Review: The Racketeer
I guess under the right circumstances, a man will do just about anything.
One word for John Grisham’s legal thriller The Racketeer: transfixing.
A few pages into the book that I for so long judged by the cover, I had drawn a list of John Grisham’s twenty four other books but had no intention whatsoever to place this one down. The Racketeer is a work of fiction but its concrete storyline fools one into thinking that the author’s originality is entirely based on his career –being a lawyer himself. Well, it’s not that way.
The story revolves around the death of the federal judge Raymond Fawcett and the theft of his mysteriously earned fortune. The protagonist, an African American attorney and a former US marine, Malcolm Bannister in the book’s first chapter has now spent five years in prison for an alleged racketeering act. In order not to serve the remaining half of his term, Bannister claims to know more than they do and makes a deal with the FBI after so many failed attempts to find judge Fawcett’s skilled killer.
John Grisham brilliantly tackles death and justice along with other themes including family, romance and wealth among others. In doing so, he also goes about adept character development which leave us personally attached to the characters. His voice, coherence and fluidity remain unequivocal throughout the novel, enduring numerous plot twists which keep us hooked until the last page. Lastly, the change of scenery is unbeatable. From Virginia to Montego Bay, the reader is definitely in for a ride.

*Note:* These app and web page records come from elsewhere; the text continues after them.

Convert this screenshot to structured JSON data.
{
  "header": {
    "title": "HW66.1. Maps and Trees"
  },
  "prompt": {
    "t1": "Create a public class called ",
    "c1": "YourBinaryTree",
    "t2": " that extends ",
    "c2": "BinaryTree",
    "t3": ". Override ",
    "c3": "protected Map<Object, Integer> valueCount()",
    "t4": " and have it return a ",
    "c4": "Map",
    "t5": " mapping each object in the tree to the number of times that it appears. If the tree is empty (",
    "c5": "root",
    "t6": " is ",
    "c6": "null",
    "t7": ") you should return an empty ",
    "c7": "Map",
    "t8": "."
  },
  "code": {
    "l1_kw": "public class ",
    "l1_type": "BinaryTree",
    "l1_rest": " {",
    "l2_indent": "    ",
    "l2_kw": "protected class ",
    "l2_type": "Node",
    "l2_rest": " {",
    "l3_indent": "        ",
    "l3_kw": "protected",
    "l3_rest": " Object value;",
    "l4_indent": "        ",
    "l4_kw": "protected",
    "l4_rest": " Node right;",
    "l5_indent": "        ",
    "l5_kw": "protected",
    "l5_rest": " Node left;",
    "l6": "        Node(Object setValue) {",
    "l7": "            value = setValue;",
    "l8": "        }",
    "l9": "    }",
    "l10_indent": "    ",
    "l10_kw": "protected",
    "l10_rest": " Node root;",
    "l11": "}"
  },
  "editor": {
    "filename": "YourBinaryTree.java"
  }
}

Would I therefore recommend this book? Absolutely! I recommend anyone and everyone because this book’s uniqueness should not only be shared with a certain audience but all.